I fiddled with reminders in Evernote for a long time, but couldn’t work them into my workflow. Recently, however, I found a few keys that make this functionality a game-changer for me. The concept of a “tickler” file has been around for years. It was based on paper and folders. I think we can update that idea a little. Here’s how.
In note view, Evernote has a “Reminder” icon (a clock). If you click it, you will see some default choices like “tomorrow.” Selecting “choose date” shows a date/time picker. Select the date on which you want to be reminded about this note and, optionally, a time. When you click away from the date/time picker, the reminder is set, and Evernote shows the date that the reminder is due. Simple. And critically, the reminder does not interfere with any of the other tags or the location of the note.
One feature that makes the tickler system work in Evernote is how it (optionally) reminds me about notes. It sends me an email early in the morning on days when I have reminders due. Any note that has a reminder for that day (regardless of the time) is included in the email. When I see the email, I process the whole set of reminders (I don’t normally have more than 5 or so) and then delete the email. In order to enable this behavior, go to Tools->Options->Reminders and check the box for “Receive reminder emails”.
The title of each note in the email is actually a link to the note itself in the Evernote web client. In Windows, the desktop client will also become active and show the note. So processing the email is simply clicking on each note title, waiting for the note to pop up in the app, clearing the reminder, and setting any additional tags. I normally just put each one in my “Now” tag. I also have a “ticklers” saved search, just to keep things organized.

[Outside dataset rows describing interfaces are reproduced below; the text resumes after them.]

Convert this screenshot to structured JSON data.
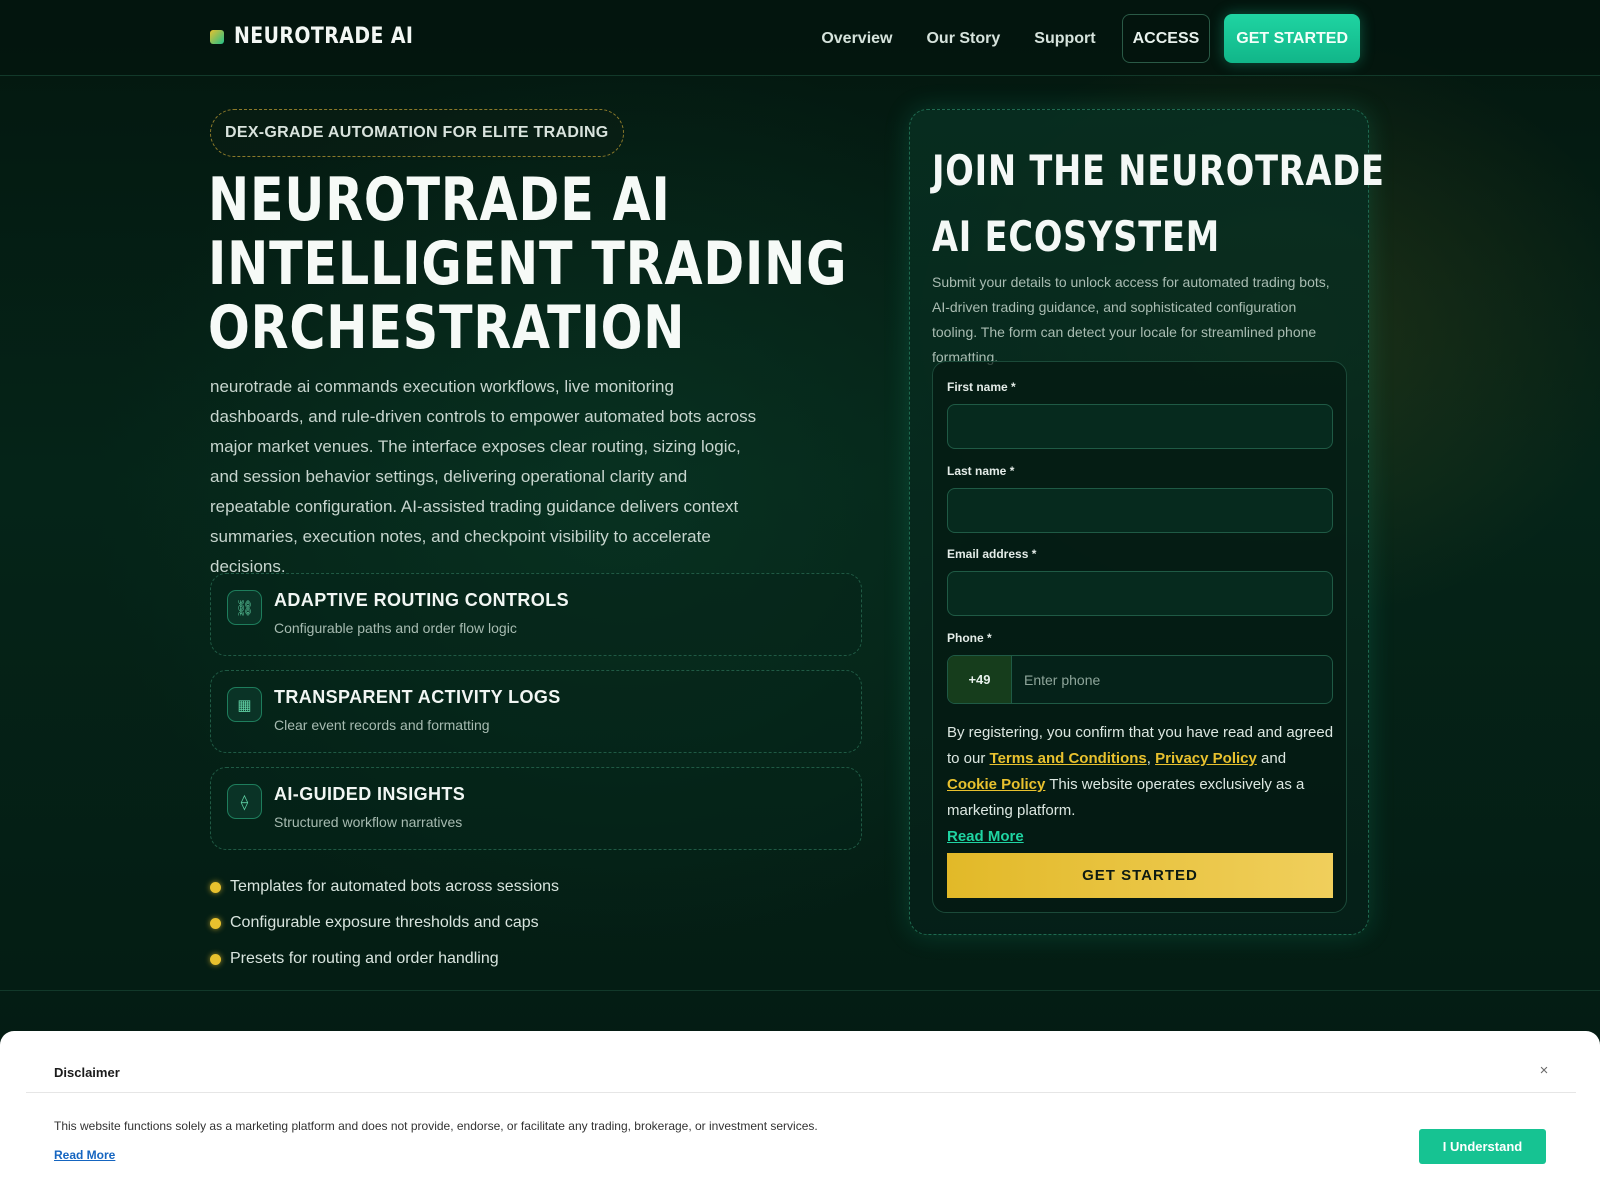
{
  "brand": {
    "name": "NEUROTRADE AI"
  },
  "nav": {
    "items": [
      "Overview",
      "Our Story",
      "Support"
    ],
    "access_label": "ACCESS",
    "cta_label": "GET STARTED"
  },
  "hero": {
    "pill": "DEX-GRADE AUTOMATION FOR ELITE TRADING",
    "title_lines": [
      "NEUROTRADE AI",
      "INTELLIGENT TRADING",
      "ORCHESTRATION"
    ],
    "description": "neurotrade ai commands execution workflows, live monitoring dashboards, and rule-driven controls to empower automated bots across major market venues. The interface exposes clear routing, sizing logic, and session behavior settings, delivering operational clarity and repeatable configuration. AI-assisted trading guidance delivers context summaries, execution notes, and checkpoint visibility to accelerate decisions.",
    "features": [
      {
        "icon": "link-icon",
        "glyph": "⛓",
        "title": "ADAPTIVE ROUTING CONTROLS",
        "subtitle": "Configurable paths and order flow logic"
      },
      {
        "icon": "grid-icon",
        "glyph": "▦",
        "title": "TRANSPARENT ACTIVITY LOGS",
        "subtitle": "Clear event records and formatting"
      },
      {
        "icon": "diamond-icon",
        "glyph": "⟠",
        "title": "AI-GUIDED INSIGHTS",
        "subtitle": "Structured workflow narratives"
      }
    ],
    "bullets": [
      "Templates for automated bots across sessions",
      "Configurable exposure thresholds and caps",
      "Presets for routing and order handling"
    ]
  },
  "form": {
    "title_lines": [
      "JOIN THE NEUROTRADE",
      "AI ECOSYSTEM"
    ],
    "description": "Submit your details to unlock access for automated trading bots, AI-driven trading guidance, and sophisticated configuration tooling. The form can detect your locale for streamlined phone formatting.",
    "first_name_label": "First name *",
    "first_name_value": "",
    "last_name_label": "Last name *",
    "last_name_value": "",
    "email_label": "Email address *",
    "email_value": "",
    "phone_label": "Phone *",
    "phone_code": "+49",
    "phone_placeholder": "Enter phone",
    "consent_prefix": "By registering, you confirm that you have read and agreed to our ",
    "terms": "Terms and Conditions",
    "comma": ", ",
    "privacy": "Privacy Policy",
    "and": " and ",
    "cookie": "Cookie Policy",
    "consent_suffix": " This website operates exclusively as a marketing platform.",
    "read_more": "Read More",
    "submit_label": "GET STARTED"
  },
  "disclaimer": {
    "title": "Disclaimer",
    "close": "×",
    "text": "This website functions solely as a marketing platform and does not provide, endorse, or facilitate any trading, brokerage, or investment services.",
    "read_more": "Read More",
    "button": "I Understand"
  },
  "colors": {
    "accent_teal": "#1fd4a2",
    "accent_gold": "#e8c12e",
    "background": "#041a13"
  }
}
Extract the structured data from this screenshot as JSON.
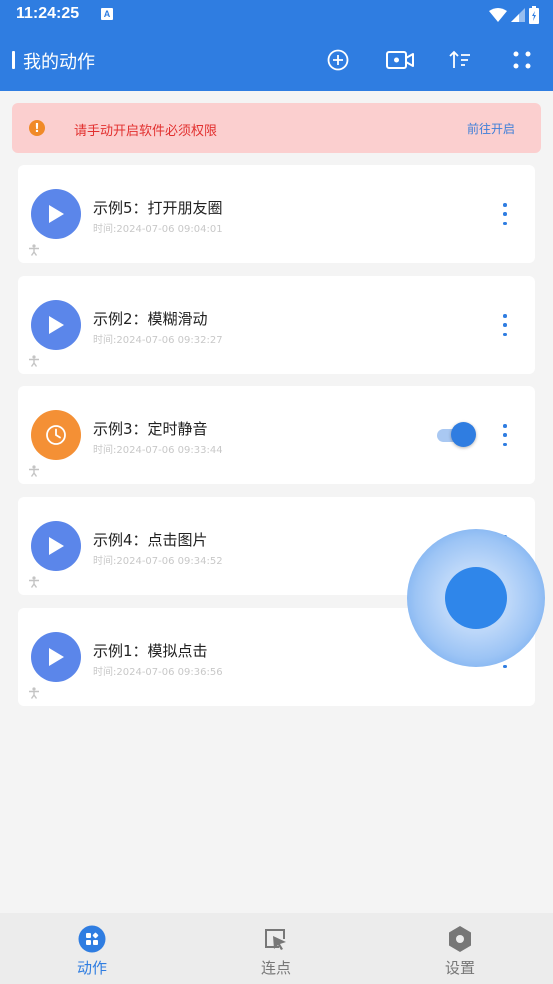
{
  "status_bar": {
    "time": "11:24:25",
    "a_badge": "A"
  },
  "toolbar": {
    "title": "我的动作",
    "actions": [
      "add-circle-icon",
      "video-camera-icon",
      "sort-icon",
      "grid-dots-icon"
    ]
  },
  "alert": {
    "icon": "!",
    "message": "请手动开启软件必须权限",
    "link": "前往开启"
  },
  "actions_list": [
    {
      "title": "示例5：打开朋友圈",
      "time": "时间:2024-07-06 09:04:01",
      "icon": "play-icon",
      "color": "#5b86ea",
      "toggle": null
    },
    {
      "title": "示例2：模糊滑动",
      "time": "时间:2024-07-06 09:32:27",
      "icon": "play-icon",
      "color": "#5b86ea",
      "toggle": null
    },
    {
      "title": "示例3：定时静音",
      "time": "时间:2024-07-06 09:33:44",
      "icon": "clock-icon",
      "color": "#f49035",
      "toggle": true
    },
    {
      "title": "示例4：点击图片",
      "time": "时间:2024-07-06 09:34:52",
      "icon": "play-icon",
      "color": "#5b86ea",
      "toggle": null
    },
    {
      "title": "示例1：模拟点击",
      "time": "时间:2024-07-06 09:36:56",
      "icon": "play-icon",
      "color": "#5b86ea",
      "toggle": null
    }
  ],
  "bottom_nav": [
    {
      "label": "动作",
      "icon": "actions-grid-icon",
      "active": true
    },
    {
      "label": "连点",
      "icon": "cursor-click-icon",
      "active": false
    },
    {
      "label": "设置",
      "icon": "settings-hex-icon",
      "active": false
    }
  ],
  "colors": {
    "primary": "#2f7de1",
    "alert_bg": "#fbcfcf",
    "alert_text": "#e2302f",
    "orange": "#f49035"
  }
}
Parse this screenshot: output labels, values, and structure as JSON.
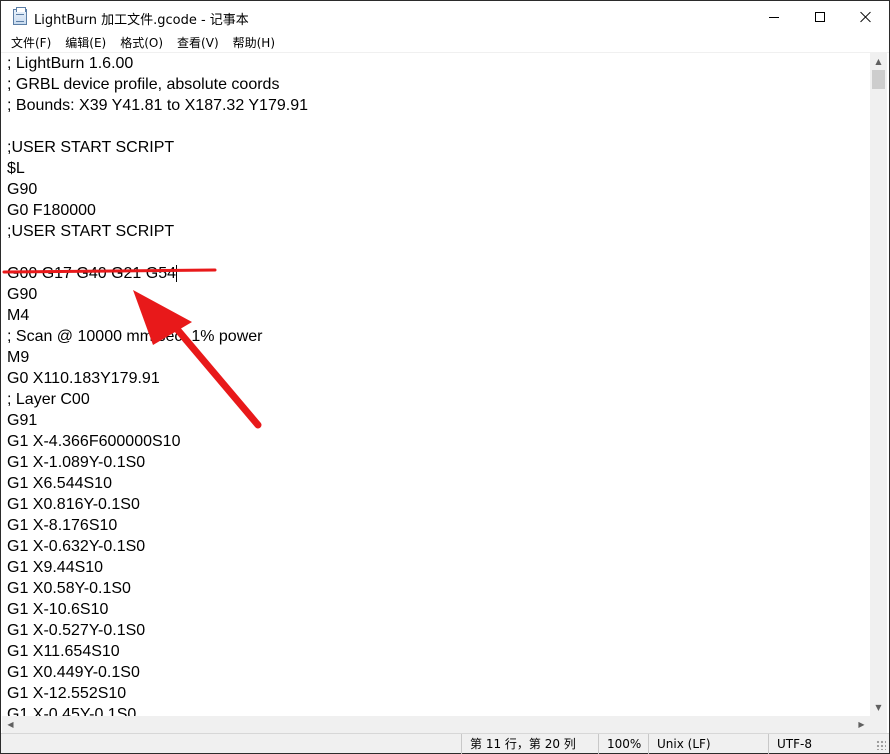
{
  "window": {
    "title": "LightBurn 加工文件.gcode - 记事本",
    "icon": "notepad-icon"
  },
  "menu": [
    {
      "label": "文件(F)"
    },
    {
      "label": "编辑(E)"
    },
    {
      "label": "格式(O)"
    },
    {
      "label": "查看(V)"
    },
    {
      "label": "帮助(H)"
    }
  ],
  "editor": {
    "lines": [
      "; LightBurn 1.6.00",
      "; GRBL device profile, absolute coords",
      "; Bounds: X39 Y41.81 to X187.32 Y179.91",
      "",
      ";USER START SCRIPT",
      "$L",
      "G90",
      "G0 F180000",
      ";USER START SCRIPT",
      "",
      "G00 G17 G40 G21 G54",
      "G90",
      "M4",
      "; Scan @ 10000 mm/sec, 1% power",
      "M9",
      "G0 X110.183Y179.91",
      "; Layer C00",
      "G91",
      "G1 X-4.366F600000S10",
      "G1 X-1.089Y-0.1S0",
      "G1 X6.544S10",
      "G1 X0.816Y-0.1S0",
      "G1 X-8.176S10",
      "G1 X-0.632Y-0.1S0",
      "G1 X9.44S10",
      "G1 X0.58Y-0.1S0",
      "G1 X-10.6S10",
      "G1 X-0.527Y-0.1S0",
      "G1 X11.654S10",
      "G1 X0.449Y-0.1S0",
      "G1 X-12.552S10",
      "G1 X-0.45Y-0.1S0"
    ],
    "struck_line_index": 10,
    "caret_line_index": 10
  },
  "statusbar": {
    "position": "第 11 行，第 20 列",
    "zoom": "100%",
    "line_ending": "Unix (LF)",
    "encoding": "UTF-8"
  },
  "annotation": {
    "color": "#e8191a",
    "strike_icon": "red-strikethrough-line",
    "arrow_icon": "red-pointer-arrow"
  }
}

The search syntax is “reminderorder:*”.
The things I wanted to be reminded about are now my to dos for today.
In order to keep things simple, I do not use the “Mark as Done” feature of tags. I don’t do anything to track completed work; I tried it and didn’t find it very useful.
I don’t worry about setting the time on the reminder, I just let it default. I don’t let anything on my computer pop up, change an icon, or make a noise, same with the pop up notification that a reminder is due. To stop notifications, go to Tools->Options->Reminders and clear the “Show upcoming reminders” and “Show recently completed reminders” boxes. Since I deal with my ticklers once a day, the time is not important.
And yes, I sometimes just shove the task down the calendar by changing the reminder date.
This usage supports David Allen’s advice in GTD. Your calendar is for things that need to be done on a specific date and at a specific time. Therefore, only appointments (although perhaps only with yourself) go on the calendar. The reminder/tickler is more about project deadlines and things that are convenient to do on a particular day. In addition, if I need to follow up with someone on a task, I can set a reminder for a week from now.